» What the task requires
Drop the images. Copy every line below character for character.
[Start of section]
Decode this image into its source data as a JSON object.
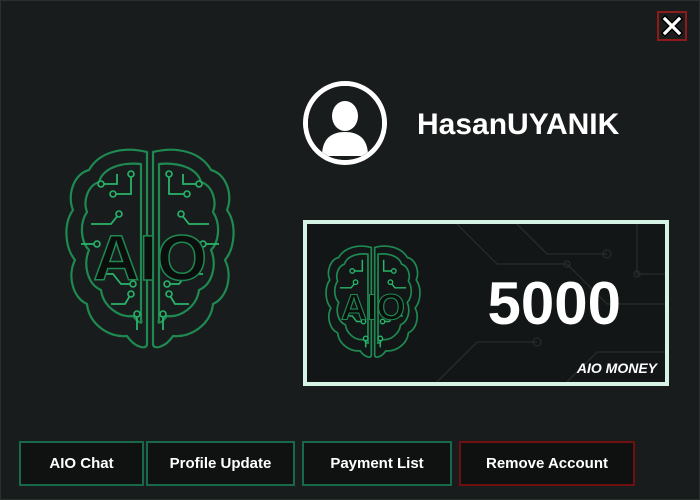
{
  "window": {
    "close_icon": "close-x-icon",
    "accent_color": "#17694a",
    "danger_color": "#8e1a1a"
  },
  "profile": {
    "avatar_icon": "user-avatar-icon",
    "username": "HasanUYANIK"
  },
  "logo": {
    "text": "AIO",
    "icon": "brain-circuit-icon",
    "color": "#1e8a52"
  },
  "wallet": {
    "amount": "5000",
    "currency_label": "AIO MONEY",
    "logo_text": "AIO"
  },
  "buttons": {
    "chat": "AIO Chat",
    "profile_update": "Profile Update",
    "payment_list": "Payment List",
    "remove_account": "Remove Account"
  }
}
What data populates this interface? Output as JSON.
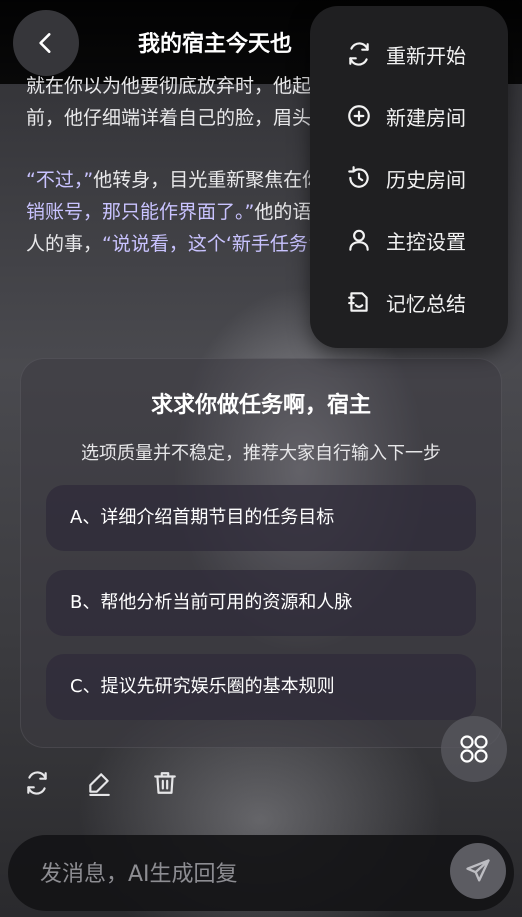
{
  "header": {
    "title": "我的宿主今天也"
  },
  "story": {
    "paragraph1": "就在你以为他要彻底放弃时，他起身走向浴室。镜子前，他仔细端详着自己的脸，眉头微蹙。",
    "p2_quote1": "“不过，”",
    "p2_text1": "他转身，目光重新聚焦在你，",
    "p2_quote2": "“既然暂时无法注销账号，那只能作界面了。”",
    "p2_text2": "他的语气平静得像在谈论别人的事，",
    "p2_quote3": "“说说看，这个‘新手任务’的"
  },
  "task_card": {
    "title": "求求你做任务啊，宿主",
    "subtitle": "选项质量并不稳定，推荐大家自行输入下一步",
    "options": [
      {
        "label": "A、详细介绍首期节目的任务目标"
      },
      {
        "label": "B、帮他分析当前可用的资源和人脉"
      },
      {
        "label": "C、提议先研究娱乐圈的基本规则"
      }
    ]
  },
  "composer": {
    "placeholder": "发消息，AI生成回复"
  },
  "menu": {
    "items": [
      {
        "label": "重新开始",
        "icon": "refresh-icon"
      },
      {
        "label": "新建房间",
        "icon": "plus-circle-icon"
      },
      {
        "label": "历史房间",
        "icon": "history-icon"
      },
      {
        "label": "主控设置",
        "icon": "user-icon"
      },
      {
        "label": "记忆总结",
        "icon": "memory-icon"
      }
    ]
  },
  "colors": {
    "quote": "#c9c3ff",
    "menu_bg": "#1f1f21"
  }
}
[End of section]
» Result below
Decode this image into its source data as a JSON object.
{
  "window": {
    "close_icon": "close-x-icon",
    "accent_color": "#17694a",
    "danger_color": "#8e1a1a"
  },
  "profile": {
    "avatar_icon": "user-avatar-icon",
    "username": "HasanUYANIK"
  },
  "logo": {
    "text": "AIO",
    "icon": "brain-circuit-icon",
    "color": "#1e8a52"
  },
  "wallet": {
    "amount": "5000",
    "currency_label": "AIO MONEY",
    "logo_text": "AIO"
  },
  "buttons": {
    "chat": "AIO Chat",
    "profile_update": "Profile Update",
    "payment_list": "Payment List",
    "remove_account": "Remove Account"
  }
}
What data populates this interface? Output as JSON.
{
  "header": {
    "title": "我的宿主今天也"
  },
  "story": {
    "paragraph1": "就在你以为他要彻底放弃时，他起身走向浴室。镜子前，他仔细端详着自己的脸，眉头微蹙。",
    "p2_quote1": "“不过，”",
    "p2_text1": "他转身，目光重新聚焦在你，",
    "p2_quote2": "“既然暂时无法注销账号，那只能作界面了。”",
    "p2_text2": "他的语气平静得像在谈论别人的事，",
    "p2_quote3": "“说说看，这个‘新手任务’的"
  },
  "task_card": {
    "title": "求求你做任务啊，宿主",
    "subtitle": "选项质量并不稳定，推荐大家自行输入下一步",
    "options": [
      {
        "label": "A、详细介绍首期节目的任务目标"
      },
      {
        "label": "B、帮他分析当前可用的资源和人脉"
      },
      {
        "label": "C、提议先研究娱乐圈的基本规则"
      }
    ]
  },
  "composer": {
    "placeholder": "发消息，AI生成回复"
  },
  "menu": {
    "items": [
      {
        "label": "重新开始",
        "icon": "refresh-icon"
      },
      {
        "label": "新建房间",
        "icon": "plus-circle-icon"
      },
      {
        "label": "历史房间",
        "icon": "history-icon"
      },
      {
        "label": "主控设置",
        "icon": "user-icon"
      },
      {
        "label": "记忆总结",
        "icon": "memory-icon"
      }
    ]
  },
  "colors": {
    "quote": "#c9c3ff",
    "menu_bg": "#1f1f21"
  }
}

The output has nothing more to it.